“We will never hurt you.”

At the simple words, the sobs stopped.  Time seemed to stand still as child and adult locked eyes.  Then the most unexpected thing – a sloppy, wet, little boy kiss planted firmly on his foster dad’s cheek.  He ran off to play, leaving his caregivers stunned, realizing that heaven met earth for just a moment that day.




“Heaven meets earth like a sloppy, wet kiss        

And my heart turns violently inside of my chest

I don’t have time to maintain these regrets

When I think about the way that He loves us.”

How He Loves – lyrics by John Mark McMillan

Dec 252010

He was a big man, with a full beard and broad shoulders and calloused hands that looked like they knew a good day’s work.  He didn’t say much, just listened to my questions and nodded as his wife supplied the answers.  “We think he was born on time, and he seems pretty healthy, but we don’t know much else.  We heard that his mom was very young, and that she wasn’t in a very good position to take care of him.”  This baby was lucky, moving from the hospital straight to their home.  I knew that a half dozen other newborns were laying in the foster shelter as we spoke, waiting for a place to go. 

He edged closer to the table, watching my every move as I examined the infant, as if he was concerned I might miss something or be too rough.  Only when the boy was wrapped snug in a blanket and back in the safety of his wife’s arms did he relax a little.  “How long have you been foster parents?” I asked.  “Four years,” he answered.  “Seven kids.  I miss them all.  I wonder what they will grow up to be.  If  somehow I was able to have an impact on them.  Never knew I could love someone else’s child like that.” 

It is a special thing to be a dad.  But it is a divine calling to be the dad of someone else’s child.  A holy opportunity.  Are you up for it?

…an angel of the Lord appeared to him in a dream and said, “Joseph, son of David, do not be afraid to take Mary home as your wife, because what is conceived in her is from the Holy Spirit.  She will give birth to a son, and you are to give him the name Jesus, because He will save people from their sins” … when Joseph woke up, he did what the angel of the Lord had commanded him.   Matthew 1:20-24 (NIV)

Sep 172010

It had been two years since our first encounter, when she came to foster care as a victim of years of sexual abuse by a close family member.  My mind flashed back to that day, to that kid.  To the anger, fear, and depression, the desire to leave this world far behind, with no hope at all that the next would be any better.  Flashed back to the fresh carving on her stomach.


The sound of a baby crying in the next room snapped my attention back to the present.  To the confident, half-smiling young lady sitting on my exam table.  “I remember you from when I was here before,” she said.  She was so different.  I was speechless, didn’t know what to say or how to even ask what the difference was, so I stalled.  Listened to her heartbeat, looked in her ears, that sort of thing.  Finally, the words came. 
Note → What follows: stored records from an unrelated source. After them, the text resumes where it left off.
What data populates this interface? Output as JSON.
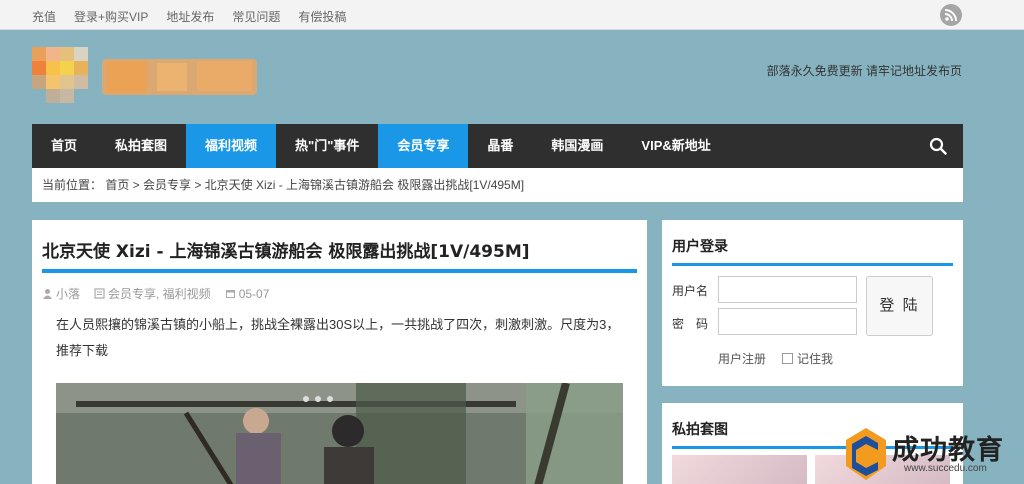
{
  "topbar": {
    "links": [
      "充值",
      "登录+购买VIP",
      "地址发布",
      "常见问题",
      "有偿投稿"
    ]
  },
  "header": {
    "tagline": "部落永久免费更新 请牢记地址发布页"
  },
  "nav": {
    "items": [
      {
        "label": "首页",
        "active": false
      },
      {
        "label": "私拍套图",
        "active": false
      },
      {
        "label": "福利视频",
        "active": true
      },
      {
        "label": "热\"门\"事件",
        "active": false
      },
      {
        "label": "会员专享",
        "active": true
      },
      {
        "label": "晶番",
        "active": false
      },
      {
        "label": "韩国漫画",
        "active": false
      },
      {
        "label": "VIP&新地址",
        "active": false
      }
    ]
  },
  "breadcrumb": {
    "text": "当前位置： 首页 > 会员专享 > 北京天使 Xizi - 上海锦溪古镇游船会 极限露出挑战[1V/495M]"
  },
  "article": {
    "title": "北京天使 Xizi - 上海锦溪古镇游船会 极限露出挑战[1V/495M]",
    "author": "小落",
    "categories": "会员专享, 福利视频",
    "date": "05-07",
    "body": "在人员熙攘的锦溪古镇的小船上，挑战全裸露出30S以上，一共挑战了四次，刺激刺激。尺度为3，推荐下载"
  },
  "login": {
    "title": "用户登录",
    "username_label": "用户名",
    "password_label": "密　码",
    "submit": "登 陆",
    "register": "用户注册",
    "remember": "记住我"
  },
  "photos": {
    "title": "私拍套图"
  },
  "watermark": {
    "name": "成功教育",
    "url": "www.succedu.com"
  },
  "colors": {
    "accent": "#1a97e6",
    "nav_bg": "#2f2f2f",
    "page_bg": "#86b3bf"
  }
}
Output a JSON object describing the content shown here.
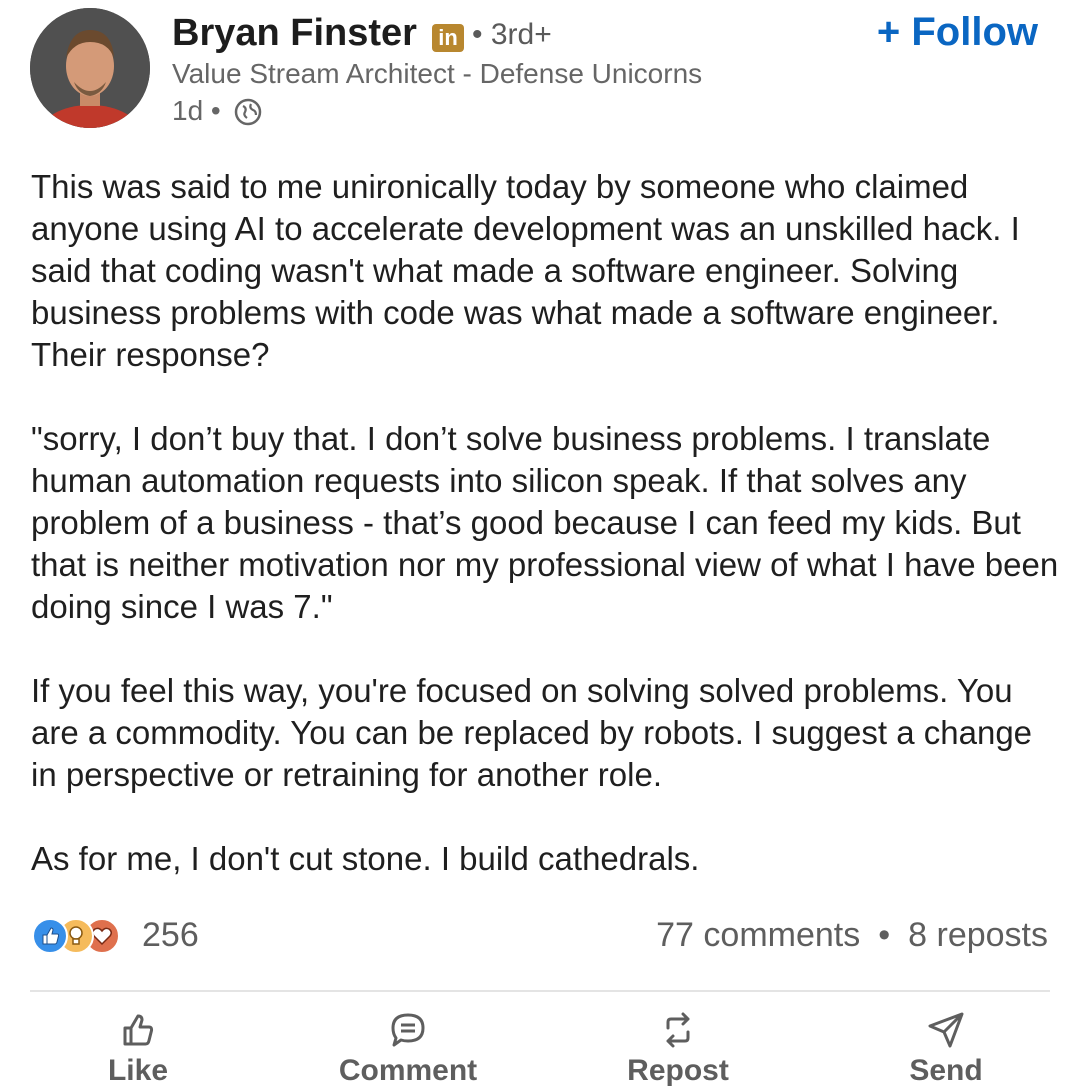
{
  "post": {
    "author": {
      "name": "Bryan Finster",
      "badge": "in",
      "degree": "• 3rd+",
      "headline": "Value Stream Architect - Defense Unicorns",
      "age": "1d •"
    },
    "follow_label": "+ Follow",
    "paragraphs": [
      "This was said to me unironically today by someone who claimed anyone using AI to accelerate development was an unskilled hack. I said that coding wasn't what made a software engineer. Solving business problems with code was what made a software engineer. Their response?",
      "\"sorry, I don’t buy that. I don’t solve business problems. I translate human automation requests into silicon speak. If that solves any problem of a business - that’s good because I can feed my kids. But that is neither motivation nor my professional view of what I have been doing since I was 7.\"",
      "If you feel this way, you're focused on solving solved problems. You are a commodity. You can be replaced by robots. I suggest a change in perspective or retraining for another role.",
      "As for me, I don't cut stone. I build cathedrals."
    ],
    "reactions": {
      "icons": [
        "like-icon",
        "insightful-icon",
        "love-icon"
      ],
      "count": "256"
    },
    "comments": "77 comments",
    "separator": "•",
    "reposts": "8 reposts"
  },
  "actions": {
    "like": "Like",
    "comment": "Comment",
    "repost": "Repost",
    "send": "Send"
  },
  "colors": {
    "accent": "#0a66c2",
    "badge": "#b8872f",
    "like": "#378fe9",
    "insightful": "#f5bb5c",
    "love": "#df704d"
  }
}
“How are you doing?  Or maybe the real question I want answered is how are you doing so well?”

She smiled even wider, and told me about the family that had taken care of her after she left the shelter.  How they had treated her like one of their own kids.  Had taught her about family and trust and relationships and value.  Her answer to my question?

“I have been with someone who loves me.” 

Simple.  Powerful.  Life-changing. 

Will someone say that about you or me?  That being in OUR presence meant that they were with someone who loved them?  I hope so.  With all my heart, I hope so.